Optimal Production Condition
Although the LUE was highest when lettuce was grown under the 150P/12 h condition (Fig. 6A), it took more time to produce a sellable plant than the 200P/24 h condition, in which the daily biomass accumulation rate was highest (Fig. 6B) and could increase the production turnover rate. Lettuce grown under a 24 h photoperiod had increased fresh weight, dry weight, and leaf area relative to that grown under the 16 h photoperiod, and the electricity cost per unit weight was reduced by 10% (Ohyama et al., 2005). However, the 24 h photoperiod had some disadvantages. Specifically, the LUE under the 24 h period was lower than that under 20 h of illumination in the ‘Okayama Saradana’ lettuce (Inada and Yabumoto, 1989), and the 200P/24 h condition in the present study resulted in a smaller leaf area and decreased total phenolic content, indicating reduced commercial value of the plant, phytochemical content, and antioxidant activity. The lettuce grown under the 150P/20 h condition showed a relatively high LUE value, a high daily biomass accumulation rate, and preferred leaf shape and size, resulting in high commercial value.

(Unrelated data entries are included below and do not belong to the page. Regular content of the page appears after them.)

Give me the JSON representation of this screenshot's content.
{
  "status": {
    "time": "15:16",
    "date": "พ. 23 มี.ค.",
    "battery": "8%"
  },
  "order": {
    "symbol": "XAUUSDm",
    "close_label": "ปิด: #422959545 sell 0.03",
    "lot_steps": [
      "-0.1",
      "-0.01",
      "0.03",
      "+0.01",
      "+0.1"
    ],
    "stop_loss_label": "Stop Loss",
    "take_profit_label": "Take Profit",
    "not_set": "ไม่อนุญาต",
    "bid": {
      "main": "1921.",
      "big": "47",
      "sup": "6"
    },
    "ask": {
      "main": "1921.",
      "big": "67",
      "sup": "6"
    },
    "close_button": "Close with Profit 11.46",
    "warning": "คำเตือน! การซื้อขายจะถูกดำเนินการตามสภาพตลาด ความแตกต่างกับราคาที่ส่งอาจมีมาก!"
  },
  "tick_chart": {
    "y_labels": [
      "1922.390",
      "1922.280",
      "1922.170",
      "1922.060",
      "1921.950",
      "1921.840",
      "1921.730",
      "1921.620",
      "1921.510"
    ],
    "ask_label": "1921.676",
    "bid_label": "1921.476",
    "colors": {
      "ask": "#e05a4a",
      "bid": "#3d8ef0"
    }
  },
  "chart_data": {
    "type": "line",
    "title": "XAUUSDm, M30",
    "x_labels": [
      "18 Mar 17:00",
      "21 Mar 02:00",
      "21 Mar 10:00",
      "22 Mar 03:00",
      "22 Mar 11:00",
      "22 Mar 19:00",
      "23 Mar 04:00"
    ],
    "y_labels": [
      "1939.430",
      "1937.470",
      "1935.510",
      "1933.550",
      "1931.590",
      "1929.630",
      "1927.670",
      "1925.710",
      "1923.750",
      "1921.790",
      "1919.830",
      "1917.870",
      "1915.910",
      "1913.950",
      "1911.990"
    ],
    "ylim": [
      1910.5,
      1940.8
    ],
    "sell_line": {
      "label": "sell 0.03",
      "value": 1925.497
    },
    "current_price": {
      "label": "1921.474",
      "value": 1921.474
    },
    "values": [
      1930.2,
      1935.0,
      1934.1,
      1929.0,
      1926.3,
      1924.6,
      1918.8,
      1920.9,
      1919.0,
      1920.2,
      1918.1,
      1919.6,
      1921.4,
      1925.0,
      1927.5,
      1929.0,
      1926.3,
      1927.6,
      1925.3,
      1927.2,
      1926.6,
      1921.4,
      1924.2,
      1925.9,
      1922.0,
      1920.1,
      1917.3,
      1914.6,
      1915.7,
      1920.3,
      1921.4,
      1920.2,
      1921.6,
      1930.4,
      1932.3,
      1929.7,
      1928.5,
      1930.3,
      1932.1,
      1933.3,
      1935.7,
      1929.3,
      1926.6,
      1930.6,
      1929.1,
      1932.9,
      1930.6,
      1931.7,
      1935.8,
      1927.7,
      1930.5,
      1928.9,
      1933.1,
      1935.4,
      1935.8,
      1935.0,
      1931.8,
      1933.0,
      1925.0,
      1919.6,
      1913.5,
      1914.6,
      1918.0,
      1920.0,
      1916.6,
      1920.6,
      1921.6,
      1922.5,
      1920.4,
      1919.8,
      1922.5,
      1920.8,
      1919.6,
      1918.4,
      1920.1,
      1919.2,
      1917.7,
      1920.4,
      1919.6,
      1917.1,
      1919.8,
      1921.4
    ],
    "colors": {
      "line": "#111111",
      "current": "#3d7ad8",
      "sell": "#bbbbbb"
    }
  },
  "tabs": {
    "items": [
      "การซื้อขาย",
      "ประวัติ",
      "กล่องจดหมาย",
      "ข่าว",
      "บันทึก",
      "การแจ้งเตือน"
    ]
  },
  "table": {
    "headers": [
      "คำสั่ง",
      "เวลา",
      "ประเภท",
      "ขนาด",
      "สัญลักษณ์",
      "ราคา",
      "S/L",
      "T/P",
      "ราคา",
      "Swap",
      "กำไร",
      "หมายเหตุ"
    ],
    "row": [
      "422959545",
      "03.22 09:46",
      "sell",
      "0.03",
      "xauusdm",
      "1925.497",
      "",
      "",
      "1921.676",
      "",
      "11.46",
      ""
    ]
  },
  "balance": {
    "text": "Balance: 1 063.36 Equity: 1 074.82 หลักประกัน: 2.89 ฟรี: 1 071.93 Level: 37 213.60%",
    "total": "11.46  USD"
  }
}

In the present study, the growth response of ‘Cheongchima’ lettuce was investigated according to light intensity and photoperiod using EEFLs as an artificial light source in a closed plant production system because EEFLs have a higher red to blue ratio than the widely-used FLs and have a similar R:B ratio (7:3) recommended by LED studies (Fig. 1 and Table 1), and are cheaper than LEDs. However, this study has limitations in that a control treatment with LEDs with a similar R:B ratio was not tested with EEFLs. In addition, EEFLs dissipate more heat than LEDs. Therefore, the validity period of EEFLs may not be as long.

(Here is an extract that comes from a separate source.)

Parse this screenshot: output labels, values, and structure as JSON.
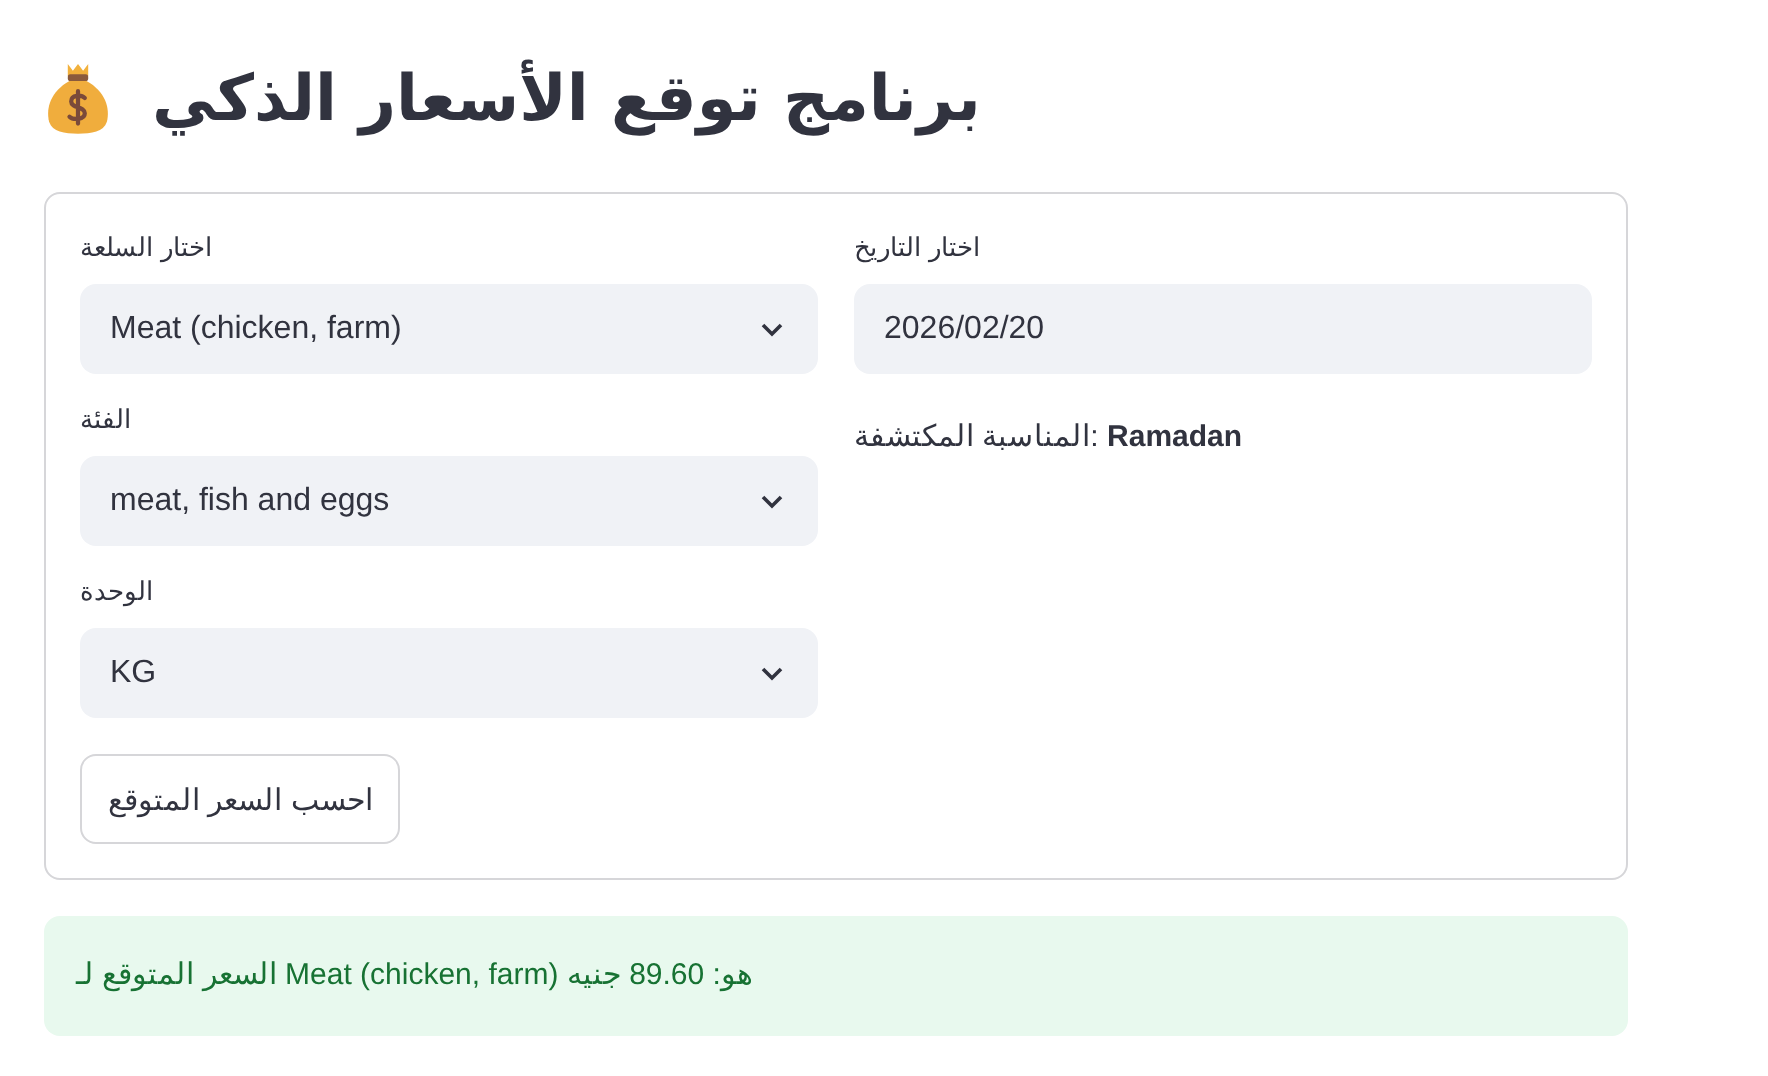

During cultivation of ‘Cheongchima’ lettuce, the 150P/20 h condition resulted in relatively good growth, high LUE, and effectively increased the production turnover rate via reduced production time. Accordingly, these conditions were determined to be appropriate for the plants investigated in this study. Yan et al. (2019a) recommended a PPFD of 200 µmol·m-2·s-1 with a 16-h photoperiod (11.52 mol·m-2·d-1 DLI) provided by LEDs with a R:B ratio of 2.2 for seedling production of the green lettuce ‘Frill Ice’ hydroponically grown in a plant factory. We recommend a PPFD of 150 µmol·m-2·s-1 with a 20-h photoperiod (10.80 mol·m-2·d-1 DLI) provided by EEFLs (R:B = 2.2) for ‘Cheonchima’ lettuce production based on the results of this study, despite some limitation. Based on these findings, future studies using various light intensities, photoperiods, and identical DLIs between different photoperiods are warranted to enable a better understanding of the growth pattern and identification of improved conditions for the production of lettuce. Increasing the DLI increased growth and improved quality attributes of lettuce, whereas the specific combination of photoperiod and PPFD can have different effects on plant growth and quality (Kelly et al., 2020). Therefore, further studies to investigate the effects of higher PPFD and photoperiod combinations compared to this study are needed.